West Ham United and Millwall face the prospect of severe punishment after being hit with several Football Association charges following the crowd trouble which marred their Carling Cup match last month.
The FA have issued four charges against the Hammers and three against Millwall - including indictments for racist behaviour by both sets of fans - following the shocking crowd violence in and around Upton Park on August 25.
A full range of sanctions are available to the FA, including the clubs being made to play matches behind closed doors and fans being banned from attending football matches for life.
An FA statement said each club faces charges of:
• Failure to ensure their supporters refrained from violent, threatening, obscene and provocative behaviour.
• Failure to ensure their supporters refrained from racist behaviour.
• Failure to ensure their supporters did not throw missiles, harmful or dangerous objects onto the pitch.
West Ham have also been charged with failure to ensure their supporters did not enter the field of play - there were three pitch invasions during the second round cup tie.
Hammers striker Carlton Cole and Millwall's Jason Price both suffered racist abuse and during the course of the evening, one 44-year-old man was taken to hospital with stab wounds and several others were injured.
The chaotic scenes at Upton Park also resulted in a total of 200 seats and a toilet block in the visiting supporters' section of the ground being damaged.

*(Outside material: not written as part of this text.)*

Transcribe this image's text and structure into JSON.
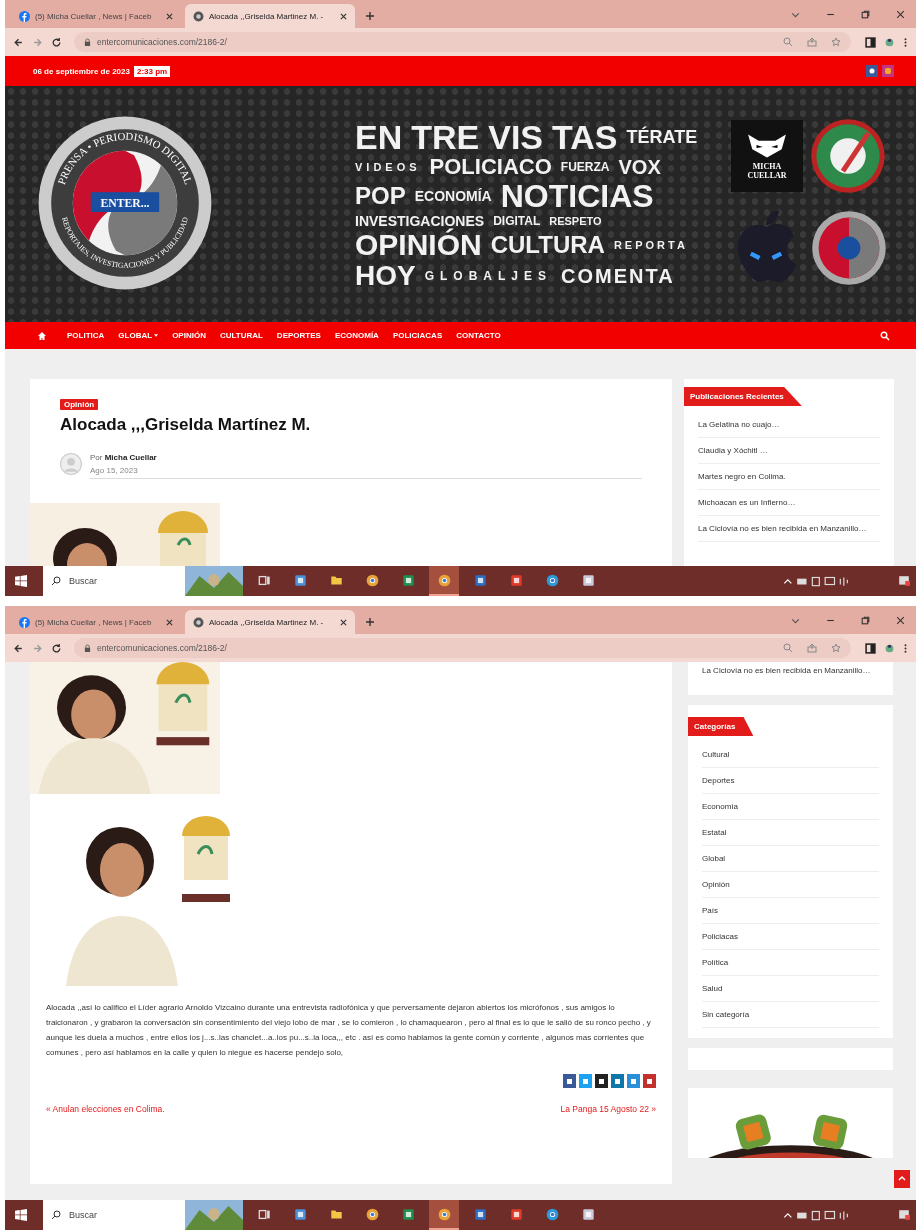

The FA's statement added: "The FA has liaised closely with all relevant authorities including the Metropolitan Police during the course of its investigations and has been in constant dialogue with both clubs during this time.
"Both clubs now have a period of 14 days to respond to the charges."
West Ham reacted to the charges by defending their preparations for the game and reiterated that they will take their own action against any fans found responsible of unacceptable behaviour.
A Hammers spokesman said: "We are reviewing the FA charges and will respond accordingly. In advance of the Millwall match, the club followed the strict advice of the police and relevant authorities at every stage of the planning process.
"That full cooperation continued on the night with the club working closely with police on a carefully set-out plan that was initiated and approved by the independent safety advisory group.
"We do acknowledge the appalling behaviour of a minority of fans inside the stadium and, in conjunction with the police, will continue to take strong and appropriate action against anyone found responsible."
Millwall responded by saying they were "shocked and disappointed" by the charges. The League One side said some fans had won some praise for their behaviour and the club were powerless to influence actions in another club's stadium.
The club said in a statement: "Millwall Football Club are shocked and disappointed that charges have been profferred against us in respect of events that took place at West Ham United on Tuesday 25th August 2009.
"We maintain that we did everything in our power with regard to our ticketing arrangements for this game. Furthermore we expressed our concerns in advance about ticket allocations and arrangements in general.
"It was widely acknowledged that none of our supporters came onto the pitch, and indeed the behaviour and forbearance of our fans brought praise from media observers on the night.
"Our question for the Football Association is what can Millwall Football Club do to control individuals' actions once inside our opponents' stadium. We have, and we continue to assist the authorities in their investigations into the events of that evening."